Putting the Soul in Food

Two Fat Ladies Over a Simmering Pot develops a following

Alittle more than five years ago, two best friends – Gayleane White and Nicole Clay – sat on their front porch brainstorming names for menu items they would sell in their future restaurant.

When Clay found a building for sale downtown at 1601 Dawson Street, close to both of their homes, she knew it was perfect.

“I grew up cooking with my grandmother, and Nicole learned how to bake from her mother,” White says.

White and Clay started their business years before the restaurant was open. They baked and cooked at home, delivering their Southern, home-cooked meals to offices around Wilmington.

The friends of twenty-five years met here in high school at Hoggard and have created a partnership between them, each using their skills to make the unique soul food found at Two Fat Ladies Over a Simmering Pot.

You won’t find any frozen chicken or premade, fast-food quality meals there, either. They make the meals as they’re ordered, and everything is created from scratch.

There’s no food delivery truck and no middleman at Two Fat Ladies. From the cooking to the grocery shopping, White and Clay do it all themselves. They only bring in outside help – even for the cash register – if absolutely necessary.

The menu and times of operation aren’t set in stone. They’ll open on a Saturday for breakfast at 8 a.m. and stay until the food or customers run out.

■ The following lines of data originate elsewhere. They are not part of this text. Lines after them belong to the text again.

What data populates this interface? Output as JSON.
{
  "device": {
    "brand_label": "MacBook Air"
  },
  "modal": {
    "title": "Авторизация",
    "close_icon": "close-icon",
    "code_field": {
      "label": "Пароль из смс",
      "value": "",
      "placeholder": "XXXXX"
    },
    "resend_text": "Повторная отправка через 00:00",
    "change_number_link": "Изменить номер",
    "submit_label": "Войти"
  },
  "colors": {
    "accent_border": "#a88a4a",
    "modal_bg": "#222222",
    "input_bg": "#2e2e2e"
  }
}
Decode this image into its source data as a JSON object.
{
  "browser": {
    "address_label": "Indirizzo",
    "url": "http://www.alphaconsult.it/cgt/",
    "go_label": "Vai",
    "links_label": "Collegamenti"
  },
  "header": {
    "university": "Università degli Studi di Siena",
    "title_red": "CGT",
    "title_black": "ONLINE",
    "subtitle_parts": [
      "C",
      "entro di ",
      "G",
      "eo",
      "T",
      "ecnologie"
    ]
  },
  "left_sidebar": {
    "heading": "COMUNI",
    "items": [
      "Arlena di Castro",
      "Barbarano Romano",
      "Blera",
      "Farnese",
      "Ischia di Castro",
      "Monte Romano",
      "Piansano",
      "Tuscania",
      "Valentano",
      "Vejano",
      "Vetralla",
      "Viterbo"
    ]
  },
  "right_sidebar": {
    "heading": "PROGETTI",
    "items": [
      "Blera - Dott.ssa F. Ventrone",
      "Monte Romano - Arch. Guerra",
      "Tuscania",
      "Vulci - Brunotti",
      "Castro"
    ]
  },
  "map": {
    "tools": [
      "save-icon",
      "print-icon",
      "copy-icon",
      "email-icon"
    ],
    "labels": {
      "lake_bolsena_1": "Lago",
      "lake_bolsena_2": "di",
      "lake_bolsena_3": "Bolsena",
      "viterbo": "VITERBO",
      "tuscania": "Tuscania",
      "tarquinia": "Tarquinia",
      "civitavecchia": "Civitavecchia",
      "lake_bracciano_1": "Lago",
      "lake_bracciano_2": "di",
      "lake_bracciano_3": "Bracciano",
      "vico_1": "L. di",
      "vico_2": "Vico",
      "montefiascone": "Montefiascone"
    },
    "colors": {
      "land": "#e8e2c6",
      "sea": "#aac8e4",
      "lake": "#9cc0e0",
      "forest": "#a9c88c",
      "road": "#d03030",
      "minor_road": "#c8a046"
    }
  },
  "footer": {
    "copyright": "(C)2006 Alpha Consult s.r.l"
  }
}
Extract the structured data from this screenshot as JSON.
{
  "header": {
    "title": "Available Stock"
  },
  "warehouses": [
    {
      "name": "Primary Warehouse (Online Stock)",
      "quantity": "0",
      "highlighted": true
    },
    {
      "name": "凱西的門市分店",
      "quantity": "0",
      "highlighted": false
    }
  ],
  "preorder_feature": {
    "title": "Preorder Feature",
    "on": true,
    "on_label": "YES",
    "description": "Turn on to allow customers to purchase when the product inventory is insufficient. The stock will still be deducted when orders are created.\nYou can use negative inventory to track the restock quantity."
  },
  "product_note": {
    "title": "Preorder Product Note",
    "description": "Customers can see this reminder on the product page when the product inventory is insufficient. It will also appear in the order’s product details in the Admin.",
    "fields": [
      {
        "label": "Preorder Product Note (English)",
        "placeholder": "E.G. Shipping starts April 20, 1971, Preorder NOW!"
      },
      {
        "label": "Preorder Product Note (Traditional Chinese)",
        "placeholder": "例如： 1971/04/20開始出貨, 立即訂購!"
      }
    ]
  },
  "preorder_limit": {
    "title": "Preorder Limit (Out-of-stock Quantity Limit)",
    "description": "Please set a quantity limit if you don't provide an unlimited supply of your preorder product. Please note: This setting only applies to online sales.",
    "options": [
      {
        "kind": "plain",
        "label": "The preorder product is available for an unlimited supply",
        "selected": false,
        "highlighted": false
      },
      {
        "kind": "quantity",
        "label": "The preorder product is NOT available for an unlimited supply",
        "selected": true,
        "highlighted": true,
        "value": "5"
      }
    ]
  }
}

White remembers Friday nights where she’s stayed open until midnight for customers who were having too much fun to go home. While the customers can expect a different menu each time they visit, the only foods that do stay are fried chicken, fried pork chops, and fried fish.

“Our customers love these foods, and we’d be out of business if we stopped making them,” White says. “And macaroni. I’ve had customers come in, ask if we have macaroni, and if we don’t, they leave.”

A good portion of the business comes from out-of-towners. They hear about Two Fat Ladies from friends who visited and have to try it themselves, or they found the niche last time they were in town and seek it out again.

The food portions are generous to say the least. White and Clay ensure customers have enough to satisfy them when they’re at the restaurant and enough to enjoy at home the next day. On the menu, customers can choose from One Fat Lady (with one type of meat, one type of bread, and one side) all the way to Two Tons of Fun (with three different meats, one type of bread, and three sides). They also have the Heavy Chevy, Two Fat Ladies, Wide Load, and Veggie. Side dish offerings include collards, grilled cornbread, potato salad, and candied yams. It’s like grandma’s Thanksgiving cooking year round.

The menu was well known to the cast and crew of The Secret Life of Bees when it filmed in the Wilmington area in 2008.

White taught some cast members how to speak and cook to bring authenticity to their Southern characters, and crew members would frequently stop by Two Fat Ladies for meals.

“We would be packing up for the night, and the prop manager or someone would show up wanting 200 brownies,” White says.

Other film crews took note as well – GMC’s Somebody’s Child and to.get.her, for example.

Despite the unpredictable hours and unassuming restaurant front, Two Fat Ladies’ authentic soul food has garnered widespread attention. They’ve been on HBO, Channel 14, YouTube, and BET.

Their food has also been featured in Every Day with Rachel Ray magazine, an article that is now framed on the restaurant’s Hall of Fame wall along with signed photos of visiting actors who passed through the dining room.

You don’t have to be famous to feel at home at Two Fat Ladies, though. White and Clay are on a first-name basis with many of their customers.

“If there’s someone who hasn’t shown up in a while, I’ll call them. I make it a point to let them know they’re missed and make sure they’re okay,” White says. “I would like everyone to come by at least once. I guarantee once you do, you will be back.”

To view more of photographer Jeff Janowski’s work, go to www.jeffjanowski.com.